Project Group Entomogenous Microbiology, Dr. Liyan Ping

Research Topics

Spodoptera littoralis

Lepidopteran gut flora

The relationship of gut biota with their insect host is an emerging research field. Our lab has the experience on isolating gut microbes from herbivorous insects, e.g. Spodoptera species, and we are interested in their role in insect-plant interaction. Currently, we are monitoring the population dynamics of gut biota under different growth and nutrient conditions using metagenomics approaches and microarray. The final goal of this project is to reveal the mechanism underlying the interaction between microbes and their host.
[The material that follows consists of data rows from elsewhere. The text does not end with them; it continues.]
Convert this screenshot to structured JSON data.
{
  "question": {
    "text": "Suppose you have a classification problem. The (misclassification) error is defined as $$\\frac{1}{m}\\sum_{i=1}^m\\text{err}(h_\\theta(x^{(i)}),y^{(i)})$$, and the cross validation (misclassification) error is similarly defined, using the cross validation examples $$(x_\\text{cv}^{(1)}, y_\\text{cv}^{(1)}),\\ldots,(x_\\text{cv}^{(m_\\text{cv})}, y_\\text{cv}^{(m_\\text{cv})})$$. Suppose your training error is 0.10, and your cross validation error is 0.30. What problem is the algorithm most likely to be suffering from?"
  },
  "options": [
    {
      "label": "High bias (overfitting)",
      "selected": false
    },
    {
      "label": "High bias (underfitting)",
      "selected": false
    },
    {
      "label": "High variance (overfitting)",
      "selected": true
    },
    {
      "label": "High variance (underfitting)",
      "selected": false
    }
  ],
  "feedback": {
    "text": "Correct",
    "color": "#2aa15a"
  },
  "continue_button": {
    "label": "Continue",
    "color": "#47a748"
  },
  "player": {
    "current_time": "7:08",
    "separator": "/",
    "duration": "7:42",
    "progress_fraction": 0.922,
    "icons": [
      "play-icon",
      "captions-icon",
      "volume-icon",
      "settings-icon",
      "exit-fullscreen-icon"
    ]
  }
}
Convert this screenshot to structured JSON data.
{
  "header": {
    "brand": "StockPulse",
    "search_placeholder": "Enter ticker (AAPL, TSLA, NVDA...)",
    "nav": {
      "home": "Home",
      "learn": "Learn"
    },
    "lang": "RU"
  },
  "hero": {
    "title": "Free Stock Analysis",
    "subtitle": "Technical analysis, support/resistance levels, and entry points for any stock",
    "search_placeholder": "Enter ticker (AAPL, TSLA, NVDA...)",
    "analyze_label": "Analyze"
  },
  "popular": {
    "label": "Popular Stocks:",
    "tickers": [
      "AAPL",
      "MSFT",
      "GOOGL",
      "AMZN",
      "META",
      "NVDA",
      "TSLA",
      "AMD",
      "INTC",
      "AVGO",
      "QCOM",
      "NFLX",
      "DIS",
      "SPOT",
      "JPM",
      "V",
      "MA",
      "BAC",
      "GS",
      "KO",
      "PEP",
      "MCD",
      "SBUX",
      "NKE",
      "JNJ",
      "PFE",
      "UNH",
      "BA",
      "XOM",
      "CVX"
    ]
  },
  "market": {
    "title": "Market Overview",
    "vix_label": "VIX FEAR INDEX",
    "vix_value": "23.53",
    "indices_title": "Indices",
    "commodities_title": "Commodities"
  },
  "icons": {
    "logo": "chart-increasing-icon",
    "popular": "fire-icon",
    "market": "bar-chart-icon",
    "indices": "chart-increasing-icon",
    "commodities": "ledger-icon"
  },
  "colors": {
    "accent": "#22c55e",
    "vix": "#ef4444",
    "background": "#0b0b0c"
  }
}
Collaborator
Dr. Heiko Vogel

© Prof. Adler
Simulium paraguayense

Simuliidae associated microorganism

Black flies can be found every where in Europe, and also in large areas of America, Africa, and Asia. They may be a nuisance to people who love outdoor activities due to the painful lesions produced by their biting. Some members of the family spread diseases, such as river blindness in Africa (Onchocerciasis). They are also responsible for some of the transmissible diseases of livestock. There were intense studies on their taxonomy and disease vector control, but little is known about the microbes associated with these insects.

Collaborator
Prof. Peter H. Adler

© Prof. Yao
Cordyceps sinensis

Pathogenesis of Cordyceps sp.

Cordyceps is a group of entomopathogenic fungi. One of the best known species is Cordyceps sinensis which form the vegetable caterpillar (Chinese name: Dong Chong Xia Cao, which means “caterpillar-in-winter, herb-in-summer”), a precious ingredient in Chinese traditional medicines. Up to date, the infection process of these fungi is not very well understood . The hypothesis that spores adhered to the larval skin when they were on the ground and geminated in soil to establish infection is well accepted, but there needs experimental evidence.

Collaborator
Prof. Yi-Jian Yao

Melolontha hippocastani

Cockchafer aerobic microbiota

The cockchafer is well known for its capability of digesting wood and fiber-rich material through microbe-aid anaerobic fermentation, but the function of the aerobic inhabitant in the gut is not well understood. Here culture-dependent and independent species characterization is combined with light and electron microscopy to study the distribution of aerobic microbiota. Molecular biology and biochemistry technology will be applied to address the chemical communication between bacteria and the host insect, as well as between aerobic and anaerobic gut inhabitants. We current focus on two species: the forest cockchafer (Melolontha hippocastani) and common cockchafer (Melolontha melolontha).

Collaborators
Dr. Andreas Reinecke
Dr. Horst Delb and Dr. Eiko Wagenhoff

Bacillus sp. in gut

Gut flora and insect speciation

An interesting phenomenon about the fall armyworm, Spodoptera frugiperda is that they have evolved into two distinct strains, besides other more intrinsic hormonal difference, one preferentially feed on corn, while the other on rice. Because gut microbiota plays an important role on shaping host physiology, esp. nutritional ecology, it would be interesting to see whether the gut microflora of the two strains is different and whether the different microbial composition (if there is) account for the hormonal and behavioral difference. A combination of conventional colony sequencing and next generation sequencing will be applied.

Collaborator
Dr. Astrid T. Groot